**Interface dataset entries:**
'''

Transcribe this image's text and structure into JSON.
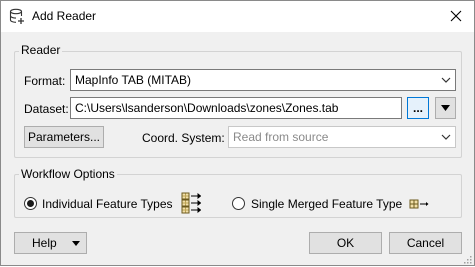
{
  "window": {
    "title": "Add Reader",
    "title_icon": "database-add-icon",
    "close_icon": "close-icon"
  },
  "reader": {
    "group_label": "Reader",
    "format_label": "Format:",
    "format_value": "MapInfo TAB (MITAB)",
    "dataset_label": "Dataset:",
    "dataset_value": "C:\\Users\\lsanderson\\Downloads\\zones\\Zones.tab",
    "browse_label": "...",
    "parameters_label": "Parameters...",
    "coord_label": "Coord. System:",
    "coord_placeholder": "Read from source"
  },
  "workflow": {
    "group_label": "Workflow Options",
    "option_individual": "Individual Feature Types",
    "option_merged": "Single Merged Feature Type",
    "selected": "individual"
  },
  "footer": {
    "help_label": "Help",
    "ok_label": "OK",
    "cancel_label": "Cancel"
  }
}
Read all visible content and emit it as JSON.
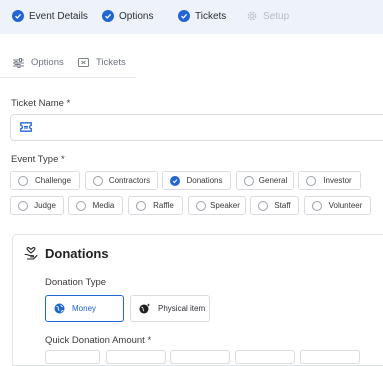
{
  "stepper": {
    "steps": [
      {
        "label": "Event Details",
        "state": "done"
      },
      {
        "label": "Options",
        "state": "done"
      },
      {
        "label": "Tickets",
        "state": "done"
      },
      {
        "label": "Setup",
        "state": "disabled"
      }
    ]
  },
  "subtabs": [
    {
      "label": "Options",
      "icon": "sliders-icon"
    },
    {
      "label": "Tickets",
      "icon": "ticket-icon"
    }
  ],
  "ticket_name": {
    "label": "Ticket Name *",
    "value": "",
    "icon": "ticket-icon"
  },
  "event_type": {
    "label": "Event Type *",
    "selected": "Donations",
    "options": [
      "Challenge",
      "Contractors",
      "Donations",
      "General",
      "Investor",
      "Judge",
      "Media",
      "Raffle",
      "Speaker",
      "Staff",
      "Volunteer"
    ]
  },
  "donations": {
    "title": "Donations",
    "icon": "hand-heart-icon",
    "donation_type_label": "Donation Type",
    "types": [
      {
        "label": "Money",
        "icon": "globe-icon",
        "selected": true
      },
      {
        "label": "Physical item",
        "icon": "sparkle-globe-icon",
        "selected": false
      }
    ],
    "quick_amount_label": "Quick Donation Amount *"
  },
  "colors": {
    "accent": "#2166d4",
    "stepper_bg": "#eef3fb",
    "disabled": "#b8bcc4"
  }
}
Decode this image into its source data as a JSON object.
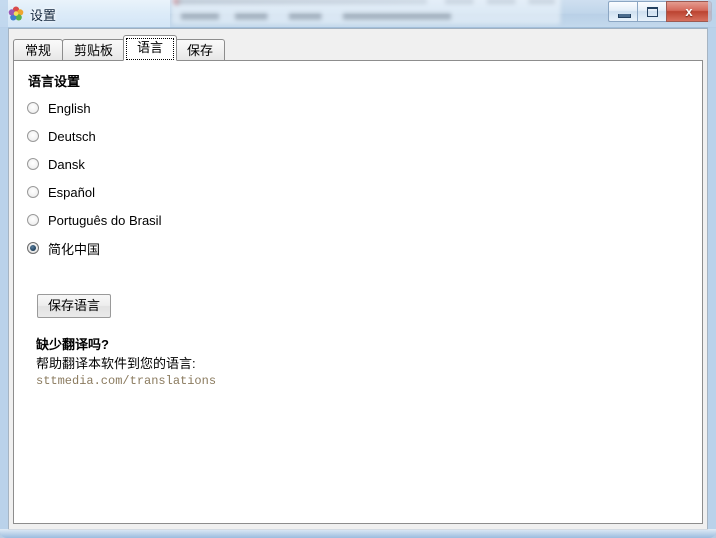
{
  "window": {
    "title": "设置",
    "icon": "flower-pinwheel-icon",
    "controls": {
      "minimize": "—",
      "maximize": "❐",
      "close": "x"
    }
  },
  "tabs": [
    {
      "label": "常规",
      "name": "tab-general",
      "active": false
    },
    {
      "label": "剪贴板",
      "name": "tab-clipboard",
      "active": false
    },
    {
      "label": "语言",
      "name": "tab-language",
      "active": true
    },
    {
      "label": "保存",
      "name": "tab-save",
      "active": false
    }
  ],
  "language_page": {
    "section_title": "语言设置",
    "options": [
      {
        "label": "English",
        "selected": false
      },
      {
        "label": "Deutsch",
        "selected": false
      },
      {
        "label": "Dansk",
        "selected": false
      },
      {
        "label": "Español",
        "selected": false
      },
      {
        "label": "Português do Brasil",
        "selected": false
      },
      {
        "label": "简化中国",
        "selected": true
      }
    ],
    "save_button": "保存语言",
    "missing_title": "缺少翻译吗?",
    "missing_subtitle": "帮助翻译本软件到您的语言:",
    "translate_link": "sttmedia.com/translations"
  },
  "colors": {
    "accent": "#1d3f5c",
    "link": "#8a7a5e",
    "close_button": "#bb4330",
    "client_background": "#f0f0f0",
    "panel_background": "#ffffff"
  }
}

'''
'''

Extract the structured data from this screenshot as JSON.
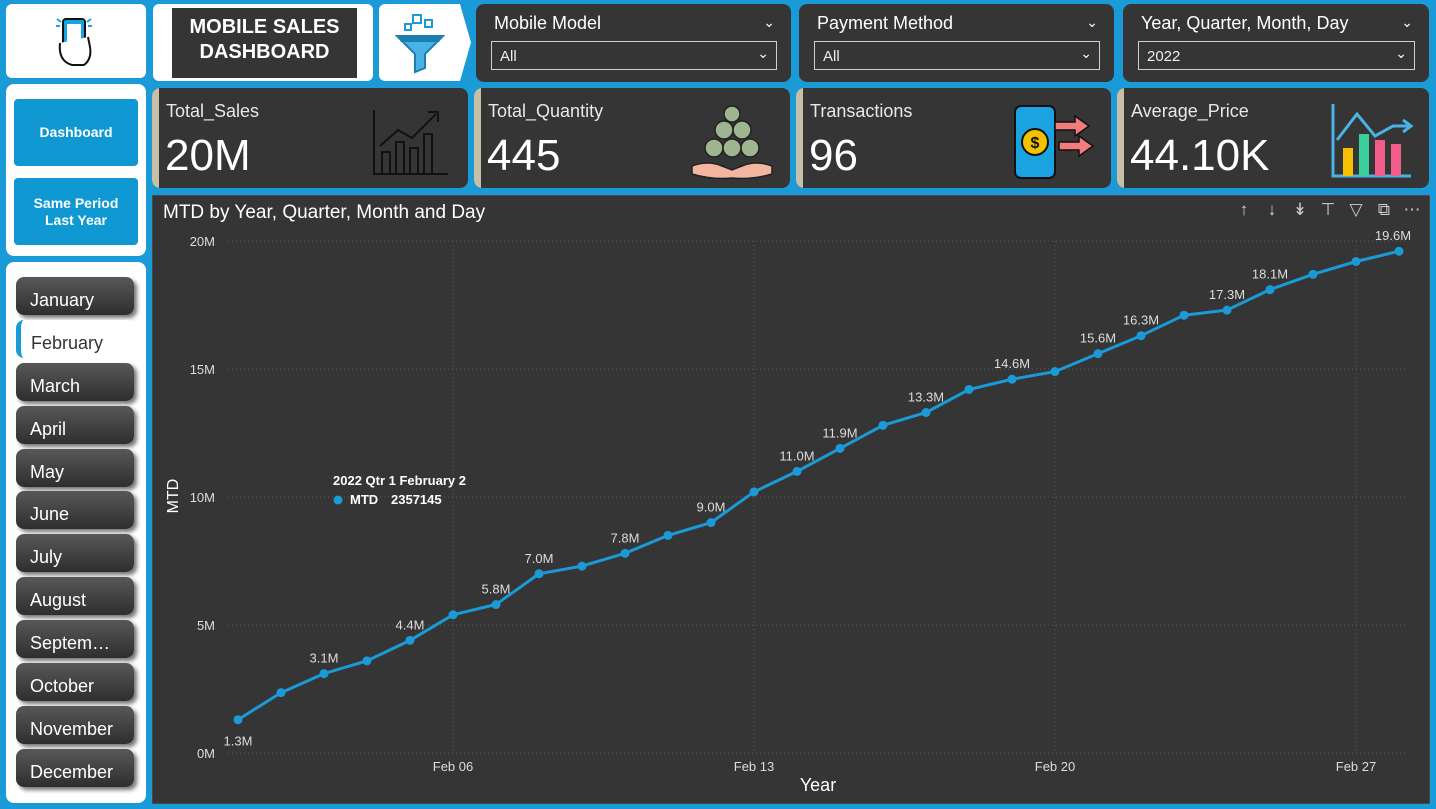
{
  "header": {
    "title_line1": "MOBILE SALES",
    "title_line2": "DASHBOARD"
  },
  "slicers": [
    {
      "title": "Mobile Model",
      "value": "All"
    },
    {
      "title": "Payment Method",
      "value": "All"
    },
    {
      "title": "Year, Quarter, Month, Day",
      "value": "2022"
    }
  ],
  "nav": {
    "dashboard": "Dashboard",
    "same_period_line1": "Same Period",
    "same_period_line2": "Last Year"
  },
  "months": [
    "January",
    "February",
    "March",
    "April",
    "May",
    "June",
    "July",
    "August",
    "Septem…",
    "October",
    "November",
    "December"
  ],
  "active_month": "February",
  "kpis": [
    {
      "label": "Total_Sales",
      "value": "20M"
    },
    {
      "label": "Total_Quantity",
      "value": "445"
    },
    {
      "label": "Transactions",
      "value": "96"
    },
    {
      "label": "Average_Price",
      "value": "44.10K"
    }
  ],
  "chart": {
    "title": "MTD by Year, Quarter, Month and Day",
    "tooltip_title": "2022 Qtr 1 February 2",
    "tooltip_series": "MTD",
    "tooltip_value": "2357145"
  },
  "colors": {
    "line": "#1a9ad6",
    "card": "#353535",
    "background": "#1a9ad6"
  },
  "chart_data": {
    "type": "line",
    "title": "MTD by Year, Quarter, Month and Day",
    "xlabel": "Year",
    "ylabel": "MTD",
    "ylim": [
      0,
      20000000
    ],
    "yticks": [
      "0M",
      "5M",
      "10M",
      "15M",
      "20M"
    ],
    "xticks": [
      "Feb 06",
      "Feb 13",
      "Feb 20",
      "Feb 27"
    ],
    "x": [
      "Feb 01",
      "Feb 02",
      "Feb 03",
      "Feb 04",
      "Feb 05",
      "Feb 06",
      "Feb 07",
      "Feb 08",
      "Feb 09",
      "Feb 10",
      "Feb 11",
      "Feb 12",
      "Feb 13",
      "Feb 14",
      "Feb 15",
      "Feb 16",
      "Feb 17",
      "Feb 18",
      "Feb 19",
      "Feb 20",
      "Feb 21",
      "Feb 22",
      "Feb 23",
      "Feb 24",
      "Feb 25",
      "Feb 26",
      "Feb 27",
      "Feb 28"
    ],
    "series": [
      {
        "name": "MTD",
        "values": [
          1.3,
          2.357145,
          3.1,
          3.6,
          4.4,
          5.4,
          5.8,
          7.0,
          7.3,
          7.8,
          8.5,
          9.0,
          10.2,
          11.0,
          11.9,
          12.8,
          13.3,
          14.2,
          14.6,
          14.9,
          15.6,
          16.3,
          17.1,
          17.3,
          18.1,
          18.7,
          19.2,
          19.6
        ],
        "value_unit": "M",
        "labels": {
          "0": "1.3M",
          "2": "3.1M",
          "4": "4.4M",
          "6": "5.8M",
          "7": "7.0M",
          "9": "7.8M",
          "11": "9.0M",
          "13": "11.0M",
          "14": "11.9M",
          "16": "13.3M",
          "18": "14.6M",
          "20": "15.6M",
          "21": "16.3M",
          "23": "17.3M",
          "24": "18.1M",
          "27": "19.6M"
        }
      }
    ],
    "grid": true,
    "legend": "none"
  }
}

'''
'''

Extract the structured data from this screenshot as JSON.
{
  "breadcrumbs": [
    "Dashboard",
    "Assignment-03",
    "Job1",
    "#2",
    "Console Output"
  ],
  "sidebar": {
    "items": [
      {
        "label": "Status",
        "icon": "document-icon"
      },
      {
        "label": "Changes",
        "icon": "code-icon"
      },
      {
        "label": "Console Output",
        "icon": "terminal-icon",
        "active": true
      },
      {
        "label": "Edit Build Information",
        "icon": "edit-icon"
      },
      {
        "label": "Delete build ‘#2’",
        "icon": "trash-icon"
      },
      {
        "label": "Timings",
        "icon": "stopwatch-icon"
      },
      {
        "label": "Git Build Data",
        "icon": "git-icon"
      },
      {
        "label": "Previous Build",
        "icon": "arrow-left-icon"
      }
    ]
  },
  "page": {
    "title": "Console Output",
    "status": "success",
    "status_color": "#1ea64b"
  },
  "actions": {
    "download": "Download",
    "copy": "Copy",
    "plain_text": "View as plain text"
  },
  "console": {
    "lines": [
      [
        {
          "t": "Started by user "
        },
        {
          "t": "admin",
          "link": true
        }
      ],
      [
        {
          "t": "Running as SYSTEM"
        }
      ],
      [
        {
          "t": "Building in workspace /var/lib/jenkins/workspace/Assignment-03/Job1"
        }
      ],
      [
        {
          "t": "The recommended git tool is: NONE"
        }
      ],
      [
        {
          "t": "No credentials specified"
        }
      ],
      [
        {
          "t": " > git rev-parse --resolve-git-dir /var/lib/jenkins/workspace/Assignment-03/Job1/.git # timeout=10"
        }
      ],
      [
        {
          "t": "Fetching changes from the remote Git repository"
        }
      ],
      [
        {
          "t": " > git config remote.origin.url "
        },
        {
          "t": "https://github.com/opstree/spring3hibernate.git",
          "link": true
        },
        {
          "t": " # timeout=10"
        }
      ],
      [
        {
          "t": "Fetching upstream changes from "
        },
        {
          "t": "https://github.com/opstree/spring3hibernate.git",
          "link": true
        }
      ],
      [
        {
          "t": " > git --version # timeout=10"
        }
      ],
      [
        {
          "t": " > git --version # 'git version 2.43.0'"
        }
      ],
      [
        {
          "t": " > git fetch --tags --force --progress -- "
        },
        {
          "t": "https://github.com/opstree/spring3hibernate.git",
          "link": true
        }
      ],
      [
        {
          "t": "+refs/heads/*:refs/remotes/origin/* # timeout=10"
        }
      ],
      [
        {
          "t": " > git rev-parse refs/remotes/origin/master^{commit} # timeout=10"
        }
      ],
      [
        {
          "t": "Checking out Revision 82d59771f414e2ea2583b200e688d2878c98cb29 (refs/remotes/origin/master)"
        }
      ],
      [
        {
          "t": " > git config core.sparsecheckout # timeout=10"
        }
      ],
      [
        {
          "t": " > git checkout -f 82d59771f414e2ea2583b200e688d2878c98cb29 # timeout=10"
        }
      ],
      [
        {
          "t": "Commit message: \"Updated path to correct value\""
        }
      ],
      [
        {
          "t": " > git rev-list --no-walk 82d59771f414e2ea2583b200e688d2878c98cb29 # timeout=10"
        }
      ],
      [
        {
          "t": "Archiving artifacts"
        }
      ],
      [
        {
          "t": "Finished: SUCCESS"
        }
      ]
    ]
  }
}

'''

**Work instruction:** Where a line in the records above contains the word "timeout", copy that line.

**Answer to the problem:**
          "t": " > git rev-parse --resolve-git-dir /var/lib/jenkins/workspace/Assignment-03/Job1/.git # timeout=10"
          "t": " # timeout=10"
          "t": " > git --version # timeout=10"
          "t": "+refs/heads/*:refs/remotes/origin/* # timeout=10"
          "t": " > git rev-parse refs/remotes/origin/master^{commit} # timeout=10"
          "t": " > git config core.sparsecheckout # timeout=10"
          "t": " > git checkout -f 82d59771f414e2ea2583b200e688d2878c98cb29 # timeout=10"
          "t": " > git rev-list --no-walk 82d59771f414e2ea2583b200e688d2878c98cb29 # timeout=10"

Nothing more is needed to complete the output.